┏━━

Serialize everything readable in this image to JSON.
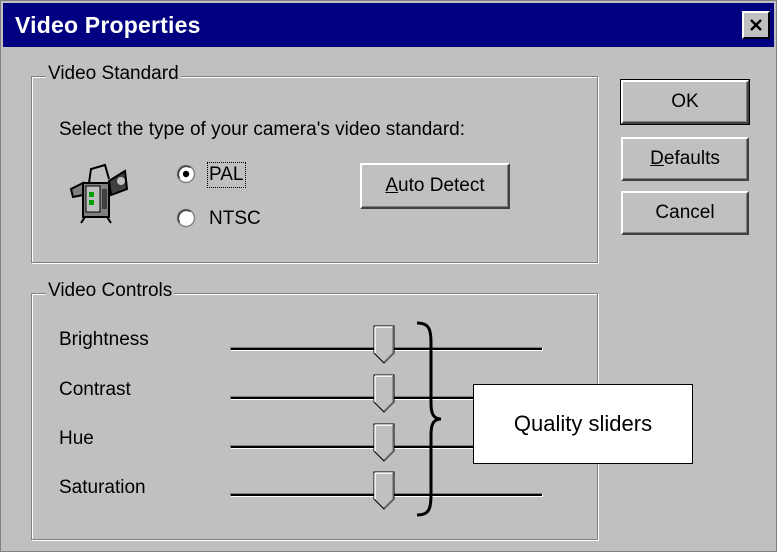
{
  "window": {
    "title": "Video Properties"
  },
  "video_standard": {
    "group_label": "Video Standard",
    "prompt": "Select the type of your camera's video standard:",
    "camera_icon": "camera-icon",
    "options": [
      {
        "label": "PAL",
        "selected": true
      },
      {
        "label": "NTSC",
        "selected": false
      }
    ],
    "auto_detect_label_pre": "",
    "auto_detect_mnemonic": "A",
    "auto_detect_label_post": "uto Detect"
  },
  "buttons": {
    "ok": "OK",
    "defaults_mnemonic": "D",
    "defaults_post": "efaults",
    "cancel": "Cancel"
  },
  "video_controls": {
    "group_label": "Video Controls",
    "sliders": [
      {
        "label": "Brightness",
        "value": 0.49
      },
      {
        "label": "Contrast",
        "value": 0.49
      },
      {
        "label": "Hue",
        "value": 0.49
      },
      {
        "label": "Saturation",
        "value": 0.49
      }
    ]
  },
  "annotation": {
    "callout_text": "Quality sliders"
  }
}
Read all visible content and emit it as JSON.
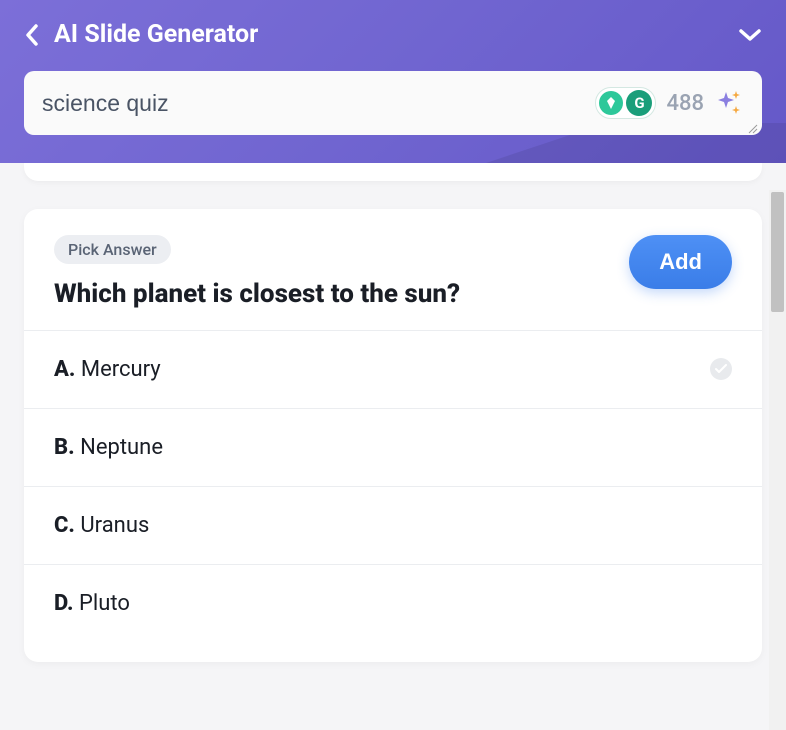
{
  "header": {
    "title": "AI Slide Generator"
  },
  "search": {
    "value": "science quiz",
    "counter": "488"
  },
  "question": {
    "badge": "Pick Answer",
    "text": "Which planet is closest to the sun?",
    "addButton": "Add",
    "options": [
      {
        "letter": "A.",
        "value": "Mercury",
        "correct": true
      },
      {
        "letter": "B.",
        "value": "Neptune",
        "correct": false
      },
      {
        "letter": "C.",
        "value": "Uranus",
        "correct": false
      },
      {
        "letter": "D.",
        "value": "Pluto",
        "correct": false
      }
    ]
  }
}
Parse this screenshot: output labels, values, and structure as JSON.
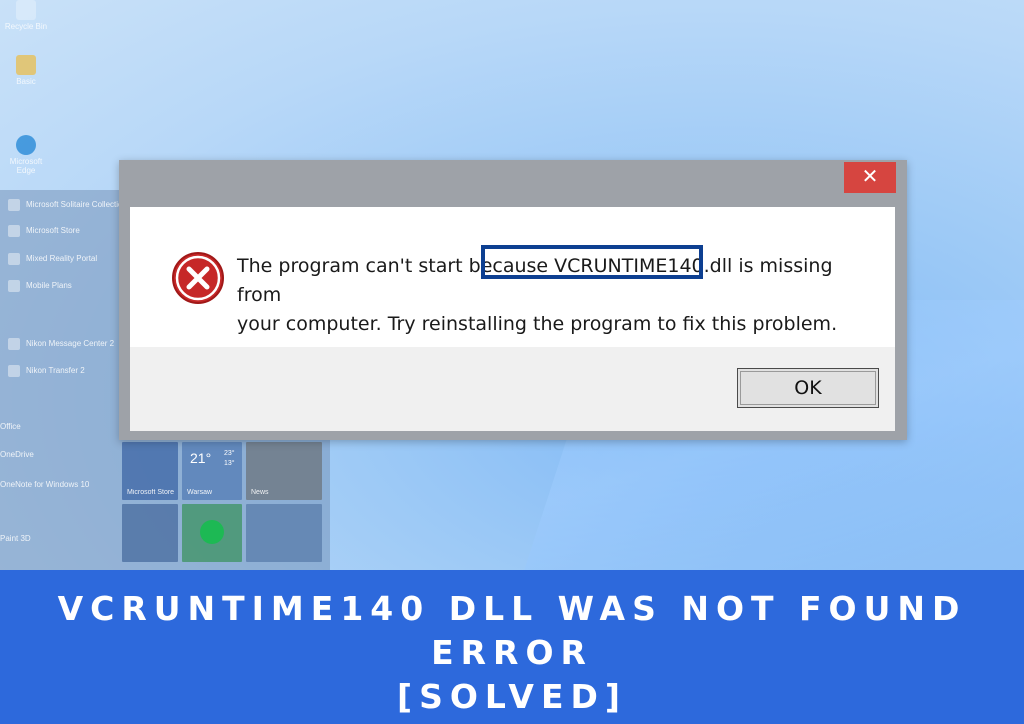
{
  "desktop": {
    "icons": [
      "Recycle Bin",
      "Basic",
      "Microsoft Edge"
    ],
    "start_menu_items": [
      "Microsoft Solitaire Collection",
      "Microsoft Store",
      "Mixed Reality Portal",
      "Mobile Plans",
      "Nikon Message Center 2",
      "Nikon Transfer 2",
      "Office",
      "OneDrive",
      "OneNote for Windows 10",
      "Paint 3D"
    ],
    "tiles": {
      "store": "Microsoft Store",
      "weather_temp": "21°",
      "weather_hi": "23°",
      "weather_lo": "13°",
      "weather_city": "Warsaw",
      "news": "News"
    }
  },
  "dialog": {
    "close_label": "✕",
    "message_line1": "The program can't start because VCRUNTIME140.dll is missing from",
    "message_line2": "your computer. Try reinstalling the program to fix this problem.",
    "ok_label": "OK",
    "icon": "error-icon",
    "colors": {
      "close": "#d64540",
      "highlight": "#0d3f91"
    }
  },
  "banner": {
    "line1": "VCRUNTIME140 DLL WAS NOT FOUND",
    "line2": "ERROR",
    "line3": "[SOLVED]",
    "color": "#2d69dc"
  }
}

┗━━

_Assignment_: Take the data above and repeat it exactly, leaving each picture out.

_Your response_:
Serialize everything readable in this image to JSON.
{
  "window": {
    "title": "Video Properties"
  },
  "video_standard": {
    "group_label": "Video Standard",
    "prompt": "Select the type of your camera's video standard:",
    "camera_icon": "camera-icon",
    "options": [
      {
        "label": "PAL",
        "selected": true
      },
      {
        "label": "NTSC",
        "selected": false
      }
    ],
    "auto_detect_label_pre": "",
    "auto_detect_mnemonic": "A",
    "auto_detect_label_post": "uto Detect"
  },
  "buttons": {
    "ok": "OK",
    "defaults_mnemonic": "D",
    "defaults_post": "efaults",
    "cancel": "Cancel"
  },
  "video_controls": {
    "group_label": "Video Controls",
    "sliders": [
      {
        "label": "Brightness",
        "value": 0.49
      },
      {
        "label": "Contrast",
        "value": 0.49
      },
      {
        "label": "Hue",
        "value": 0.49
      },
      {
        "label": "Saturation",
        "value": 0.49
      }
    ]
  },
  "annotation": {
    "callout_text": "Quality sliders"
  }
}
Read all visible content and emit it as JSON.
{
  "header": {
    "title": "AI Slide Generator"
  },
  "search": {
    "value": "science quiz",
    "counter": "488"
  },
  "question": {
    "badge": "Pick Answer",
    "text": "Which planet is closest to the sun?",
    "addButton": "Add",
    "options": [
      {
        "letter": "A.",
        "value": "Mercury",
        "correct": true
      },
      {
        "letter": "B.",
        "value": "Neptune",
        "correct": false
      },
      {
        "letter": "C.",
        "value": "Uranus",
        "correct": false
      },
      {
        "letter": "D.",
        "value": "Pluto",
        "correct": false
      }
    ]
  }
}
Parse this screenshot: output labels, values, and structure as JSON.
{
  "desktop": {
    "icons": [
      "Recycle Bin",
      "Basic",
      "Microsoft Edge"
    ],
    "start_menu_items": [
      "Microsoft Solitaire Collection",
      "Microsoft Store",
      "Mixed Reality Portal",
      "Mobile Plans",
      "Nikon Message Center 2",
      "Nikon Transfer 2",
      "Office",
      "OneDrive",
      "OneNote for Windows 10",
      "Paint 3D"
    ],
    "tiles": {
      "store": "Microsoft Store",
      "weather_temp": "21°",
      "weather_hi": "23°",
      "weather_lo": "13°",
      "weather_city": "Warsaw",
      "news": "News"
    }
  },
  "dialog": {
    "close_label": "✕",
    "message_line1": "The program can't start because VCRUNTIME140.dll is missing from",
    "message_line2": "your computer. Try reinstalling the program to fix this problem.",
    "ok_label": "OK",
    "icon": "error-icon",
    "colors": {
      "close": "#d64540",
      "highlight": "#0d3f91"
    }
  },
  "banner": {
    "line1": "VCRUNTIME140 DLL WAS NOT FOUND",
    "line2": "ERROR",
    "line3": "[SOLVED]",
    "color": "#2d69dc"
  }
}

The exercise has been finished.